M. Prabhakar received his B.E. from University of Madras in the year 1998 and M.E from Bharathidasan University in the year 2000. He is currently pursuing his Ph.D in Anna University, Chennai. His areas of interest include dc - dc0 converters and power electronics.
V. Kamaraj obtained his B.Tech. from Calicut university, M.E. and Ph.D. form Anna University. He has 20 years of teaching experience. His area of research includes networks and power electronics.
[Figure 1], [Figure 2], [Figure 3], [Figure 4], [Figure 5], [Figure 6], [Figure 7], [Figure 8], [Figure 9], [Figure 10], [Figure 11], [Figure 12], [Figure 13], [Figure 14], [Figure 15], [Figure 16]
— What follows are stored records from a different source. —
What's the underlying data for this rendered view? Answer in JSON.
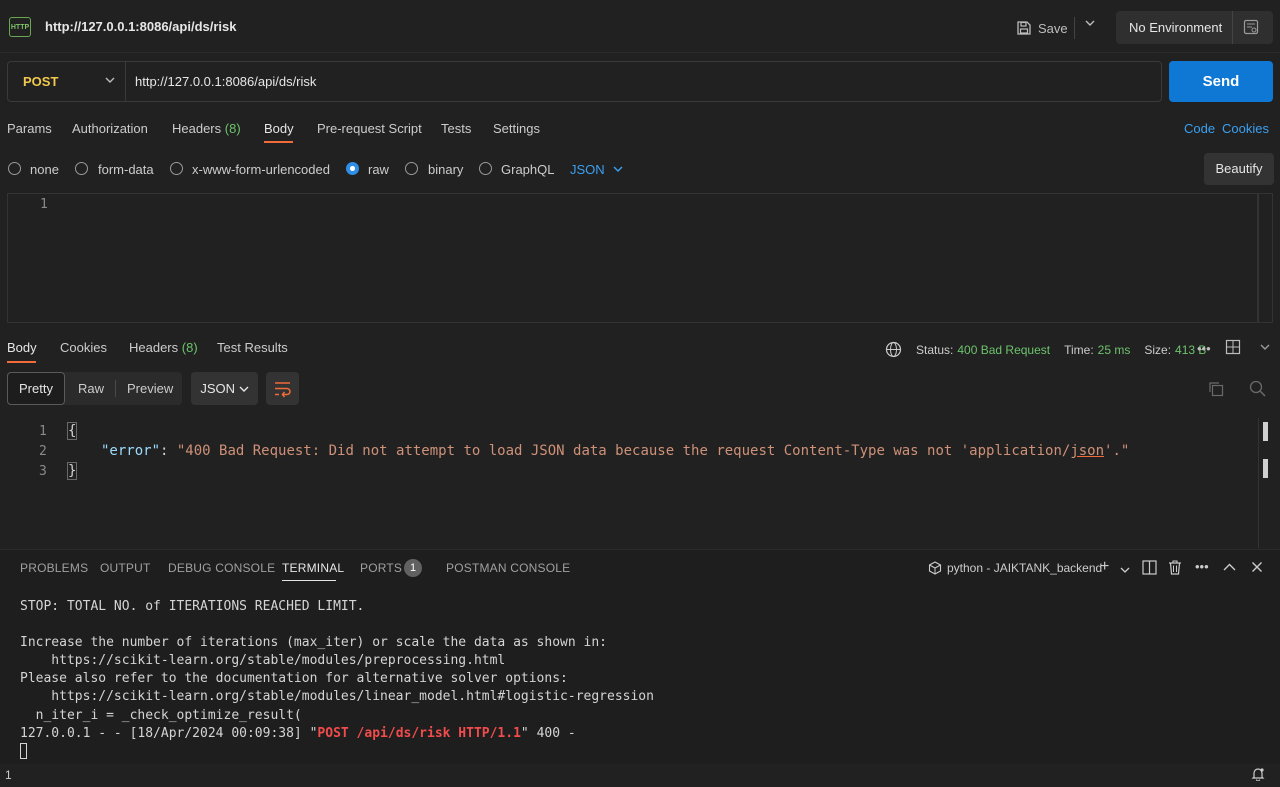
{
  "window": {
    "title_url": "http://127.0.0.1:8086/api/ds/risk",
    "http_icon": "HTTP",
    "save_label": "Save",
    "environment": "No Environment"
  },
  "request": {
    "method": "POST",
    "url": "http://127.0.0.1:8086/api/ds/risk",
    "send_label": "Send",
    "tabs": [
      {
        "label": "Params"
      },
      {
        "label": "Authorization"
      },
      {
        "label": "Headers",
        "count": "(8)"
      },
      {
        "label": "Body"
      },
      {
        "label": "Pre-request Script"
      },
      {
        "label": "Tests"
      },
      {
        "label": "Settings"
      }
    ],
    "active_tab": "Body",
    "right_links": [
      "Code",
      "Cookies"
    ],
    "body_types": [
      "none",
      "form-data",
      "x-www-form-urlencoded",
      "raw",
      "binary",
      "GraphQL"
    ],
    "selected_body_type": "raw",
    "raw_format": "JSON",
    "beautify_label": "Beautify",
    "editor_line": "1"
  },
  "response": {
    "tabs": [
      {
        "label": "Body"
      },
      {
        "label": "Cookies"
      },
      {
        "label": "Headers",
        "count": "(8)"
      },
      {
        "label": "Test Results"
      }
    ],
    "status_label": "Status:",
    "status_value": "400 Bad Request",
    "time_label": "Time:",
    "time_value": "25 ms",
    "size_label": "Size:",
    "size_value": "413 B",
    "views": [
      "Pretty",
      "Raw",
      "Preview"
    ],
    "format": "JSON",
    "line_numbers": [
      "1",
      "2",
      "3"
    ],
    "open_brace": "{",
    "close_brace": "}",
    "error_key": "\"error\"",
    "colon": ": ",
    "error_value_start": "\"400 Bad Request: Did not attempt to load JSON data because the request Content-Type was not 'application/",
    "error_value_underlined": "json",
    "error_value_end": "'.\""
  },
  "panel": {
    "tabs": [
      "PROBLEMS",
      "OUTPUT",
      "DEBUG CONSOLE",
      "TERMINAL",
      "PORTS",
      "POSTMAN CONSOLE"
    ],
    "ports_count": "1",
    "terminal_name": "python - JAIKTANK_backend",
    "lines": [
      "STOP: TOTAL NO. of ITERATIONS REACHED LIMIT.",
      "",
      "Increase the number of iterations (max_iter) or scale the data as shown in:",
      "    https://scikit-learn.org/stable/modules/preprocessing.html",
      "Please also refer to the documentation for alternative solver options:",
      "    https://scikit-learn.org/stable/modules/linear_model.html#logistic-regression",
      "  n_iter_i = _check_optimize_result("
    ],
    "log_prefix": "127.0.0.1 - - [18/Apr/2024 00:09:38] \"",
    "log_request": "POST /api/ds/risk HTTP/1.1",
    "log_suffix": "\" 400 -"
  },
  "statusbar": {
    "left_text": "1"
  }
}
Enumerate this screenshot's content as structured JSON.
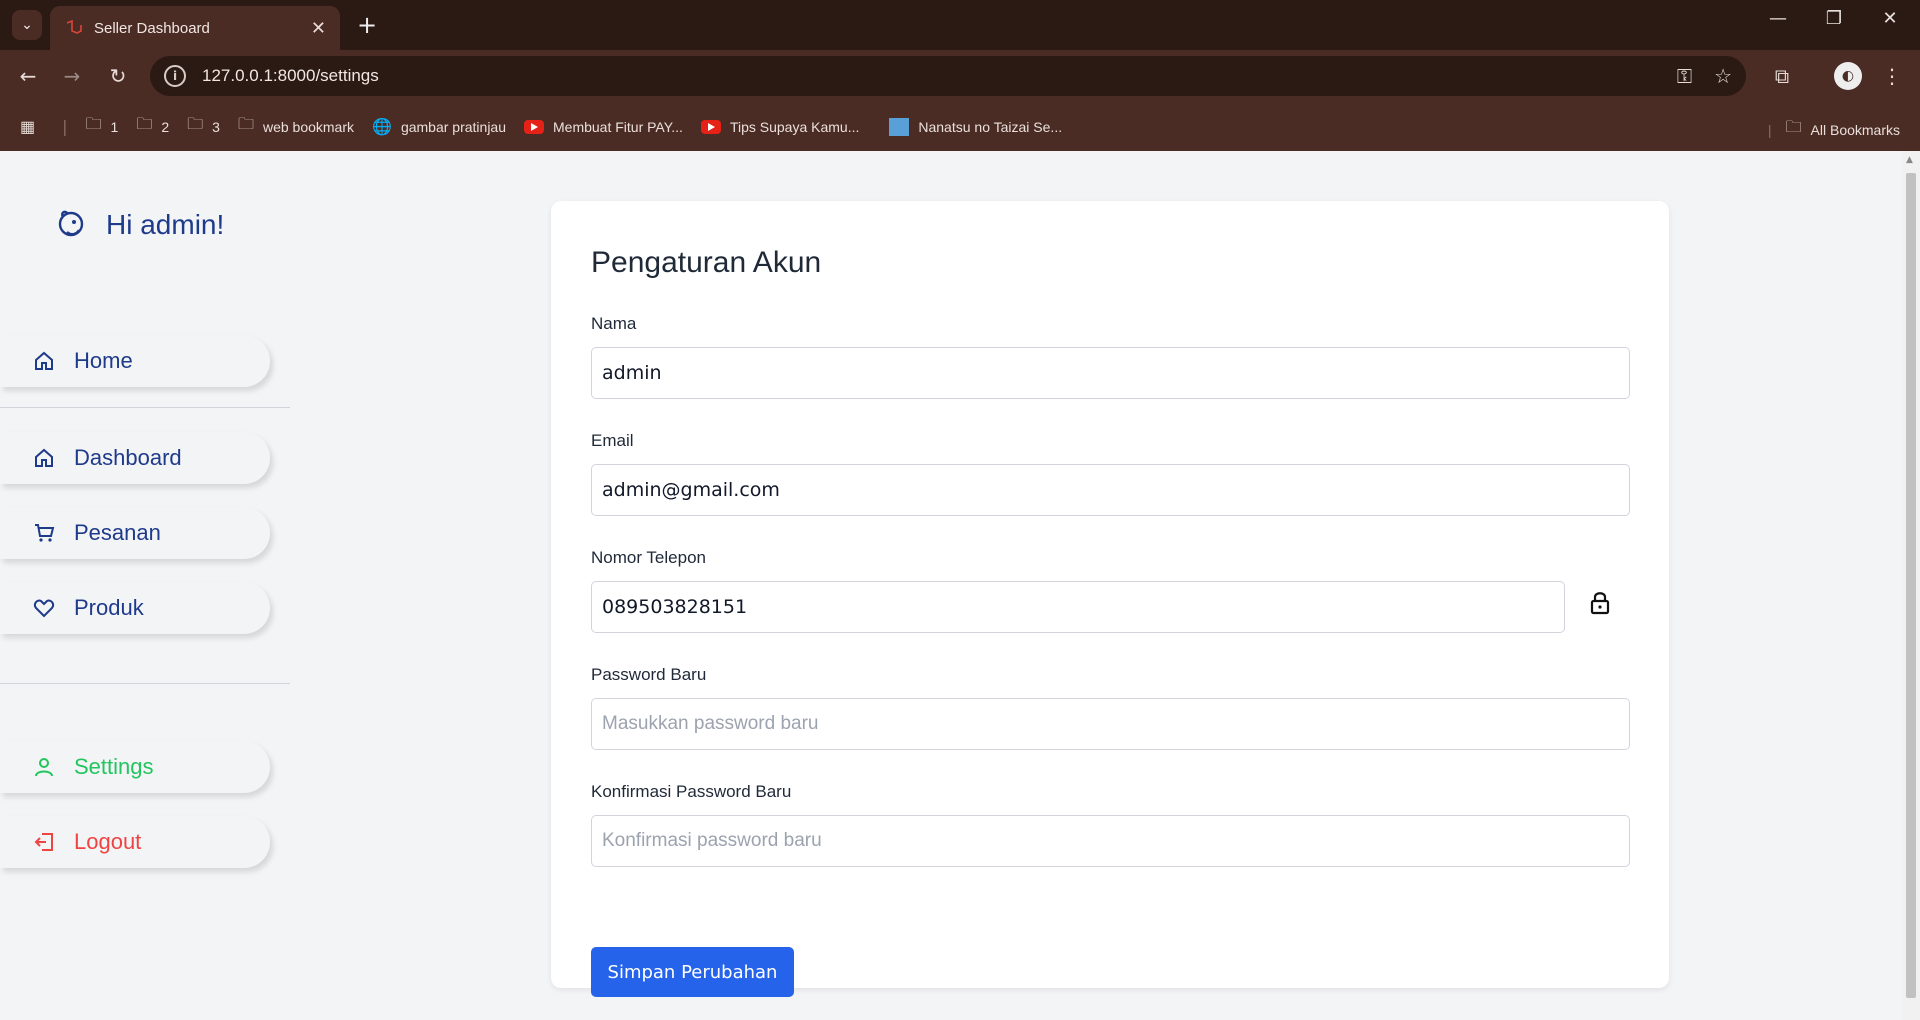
{
  "browser": {
    "tab_title": "Seller Dashboard",
    "url": "127.0.0.1:8000/settings",
    "bookmarks": [
      {
        "label": "1",
        "icon": "folder-icon"
      },
      {
        "label": "2",
        "icon": "folder-icon"
      },
      {
        "label": "3",
        "icon": "folder-icon"
      },
      {
        "label": "web bookmark",
        "icon": "folder-icon"
      },
      {
        "label": "gambar pratinjau",
        "icon": "globe-icon"
      },
      {
        "label": "Membuat Fitur PAY...",
        "icon": "youtube-icon"
      },
      {
        "label": "Tips Supaya Kamu...",
        "icon": "youtube-icon"
      },
      {
        "label": "Nanatsu no Taizai Se...",
        "icon": "image-icon"
      }
    ],
    "all_bookmarks": "All Bookmarks"
  },
  "sidebar": {
    "greeting": "Hi admin!",
    "items": [
      {
        "label": "Home",
        "icon": "home-icon"
      },
      {
        "label": "Dashboard",
        "icon": "home-icon"
      },
      {
        "label": "Pesanan",
        "icon": "cart-icon"
      },
      {
        "label": "Produk",
        "icon": "heart-icon"
      },
      {
        "label": "Settings",
        "icon": "user-icon"
      },
      {
        "label": "Logout",
        "icon": "logout-icon"
      }
    ]
  },
  "form": {
    "title": "Pengaturan Akun",
    "nama_label": "Nama",
    "nama_value": "admin",
    "email_label": "Email",
    "email_value": "admin@gmail.com",
    "phone_label": "Nomor Telepon",
    "phone_value": "089503828151",
    "password_label": "Password Baru",
    "password_placeholder": "Masukkan password baru",
    "confirm_label": "Konfirmasi Password Baru",
    "confirm_placeholder": "Konfirmasi password baru",
    "submit_label": "Simpan Perubahan"
  },
  "colors": {
    "primary_button": "#2563eb",
    "sidebar_text": "#1e3a8a",
    "active_item": "#22c55e",
    "logout": "#ef4444"
  }
}
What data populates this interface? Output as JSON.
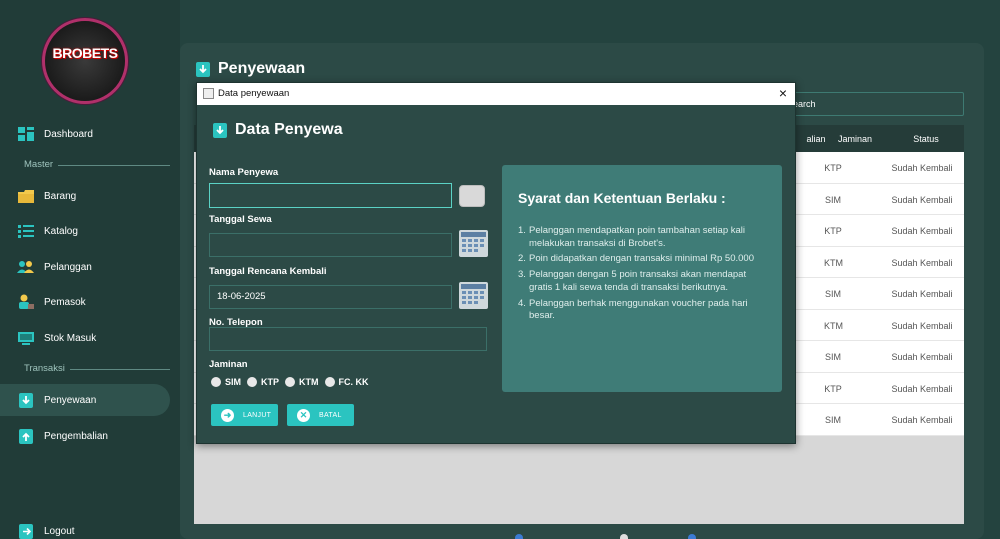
{
  "sidebar": {
    "logo_text": "BROBETS",
    "items": [
      {
        "label": "Dashboard"
      },
      {
        "label": "Barang"
      },
      {
        "label": "Katalog"
      },
      {
        "label": "Pelanggan"
      },
      {
        "label": "Pemasok"
      },
      {
        "label": "Stok Masuk"
      },
      {
        "label": "Penyewaan"
      },
      {
        "label": "Pengembalian"
      },
      {
        "label": "Logout"
      }
    ],
    "sections": {
      "master": "Master",
      "transaksi": "Transaksi"
    }
  },
  "main": {
    "title": "Penyewaan",
    "search_text": "earch",
    "table": {
      "headers": {
        "partial": "alian",
        "jaminan": "Jaminan",
        "status": "Status"
      },
      "rows": [
        {
          "jaminan": "KTP",
          "status": "Sudah Kembali"
        },
        {
          "jaminan": "SIM",
          "status": "Sudah Kembali"
        },
        {
          "jaminan": "KTP",
          "status": "Sudah Kembali"
        },
        {
          "jaminan": "KTM",
          "status": "Sudah Kembali"
        },
        {
          "jaminan": "SIM",
          "status": "Sudah Kembali"
        },
        {
          "jaminan": "KTM",
          "status": "Sudah Kembali"
        },
        {
          "jaminan": "SIM",
          "status": "Sudah Kembali"
        },
        {
          "jaminan": "KTP",
          "status": "Sudah Kembali"
        },
        {
          "jaminan": "SIM",
          "status": "Sudah Kembali"
        }
      ]
    }
  },
  "dialog": {
    "window_title": "Data penyewaan",
    "close": "×",
    "heading": "Data Penyewa",
    "fields": {
      "nama_label": "Nama Penyewa",
      "nama_value": "",
      "tanggal_sewa_label": "Tanggal Sewa",
      "tanggal_sewa_value": "",
      "tanggal_kembali_label": "Tanggal Rencana Kembali",
      "tanggal_kembali_value": "18-06-2025",
      "telepon_label": "No. Telepon",
      "telepon_value": "",
      "jaminan_label": "Jaminan"
    },
    "jaminan_options": [
      "SIM",
      "KTP",
      "KTM",
      "FC. KK"
    ],
    "buttons": {
      "lanjut": "LANJUT",
      "batal": "BATAL"
    },
    "terms": {
      "title": "Syarat dan Ketentuan Berlaku :",
      "items": [
        {
          "n": "1.",
          "text": "Pelanggan mendapatkan poin tambahan setiap kali melakukan transaksi di Brobet's."
        },
        {
          "n": "2.",
          "text": "Poin didapatkan dengan transaksi minimal Rp 50.000"
        },
        {
          "n": "3.",
          "text": "Pelanggan dengan 5 poin transaksi akan mendapat gratis 1 kali sewa tenda di transaksi berikutnya."
        },
        {
          "n": "4.",
          "text": "Pelanggan berhak menggunakan voucher pada hari besar."
        }
      ]
    }
  },
  "colors": {
    "accent": "#2bc4c0",
    "sidebar_bg": "#213c38",
    "panel_bg": "#2c4a46",
    "terms_bg": "#3f7c77"
  }
}
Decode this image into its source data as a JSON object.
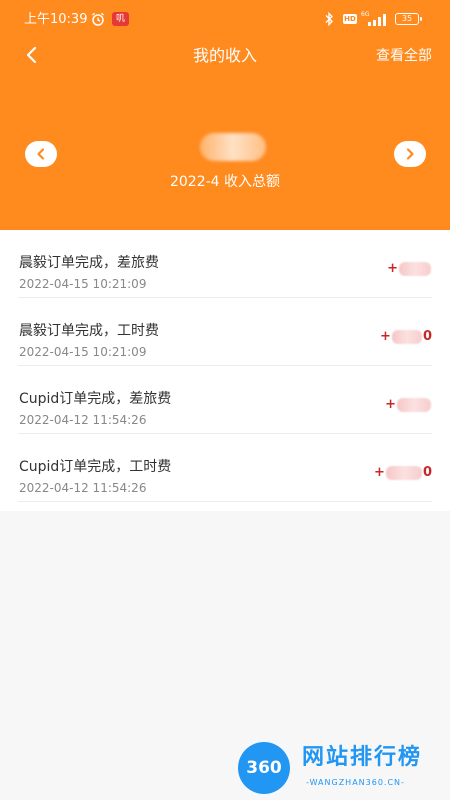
{
  "status_bar": {
    "time": "上午10:39",
    "badge": "叽",
    "network": "6G",
    "battery": "35"
  },
  "header": {
    "title": "我的收入",
    "view_all": "查看全部",
    "total_amount": "",
    "period_label": "2022-4 收入总额"
  },
  "records": [
    {
      "title": "晨毅订单完成，差旅费",
      "time": "2022-04-15 10:21:09",
      "amount_prefix": "+",
      "amount_suffix": ""
    },
    {
      "title": "晨毅订单完成，工时费",
      "time": "2022-04-15 10:21:09",
      "amount_prefix": "+",
      "amount_suffix": "0"
    },
    {
      "title": "Cupid订单完成，差旅费",
      "time": "2022-04-12 11:54:26",
      "amount_prefix": "+",
      "amount_suffix": ""
    },
    {
      "title": "Cupid订单完成，工时费",
      "time": "2022-04-12 11:54:26",
      "amount_prefix": "+",
      "amount_suffix": "0"
    }
  ],
  "watermark": {
    "circle": "360",
    "title": "网站排行榜",
    "subtitle": "-WANGZHAN360.CN-"
  },
  "colors": {
    "header": "#ff8a1e",
    "amount": "#c62828",
    "watermark": "#2196f3"
  }
}
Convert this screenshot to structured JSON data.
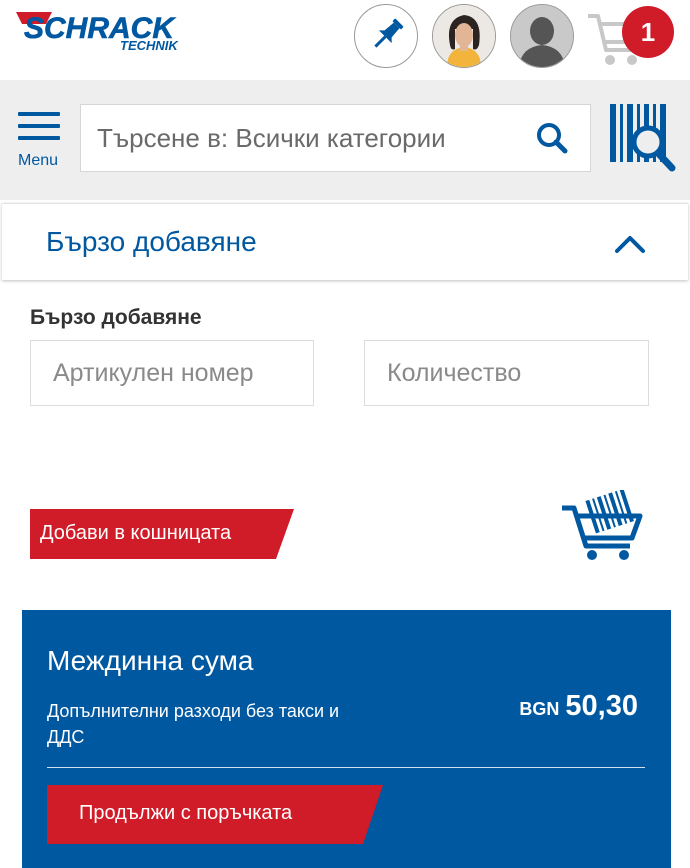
{
  "header": {
    "logo_main": "SCHRACK",
    "logo_sub": "TECHNIK",
    "cart_count": "1",
    "icons": [
      "pin-icon",
      "user-avatar",
      "user-placeholder-icon",
      "cart-icon"
    ]
  },
  "search": {
    "menu_label": "Menu",
    "placeholder": "Търсене в: Всички категории",
    "icons": [
      "hamburger-icon",
      "search-icon",
      "barcode-scan-icon"
    ]
  },
  "accordion": {
    "title": "Бързо добавяне",
    "icon": "chevron-up-icon"
  },
  "quick_add": {
    "label": "Бързо добавяне",
    "article_placeholder": "Артикулен номер",
    "quantity_placeholder": "Количество",
    "add_button": "Добави в кошницата",
    "icon": "barcode-cart-icon"
  },
  "subtotal": {
    "title": "Междинна сума",
    "note": "Допълнителни разходи без такси и ДДС",
    "currency": "BGN",
    "amount": "50,30",
    "continue_button": "Продължи с поръчката"
  },
  "colors": {
    "brand_blue": "#0058a1",
    "accent_red": "#d01c28",
    "bar_gray": "#eeeeee"
  }
}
[Table 1], [Table 2], [Table 3], [Table 4], [Table 5]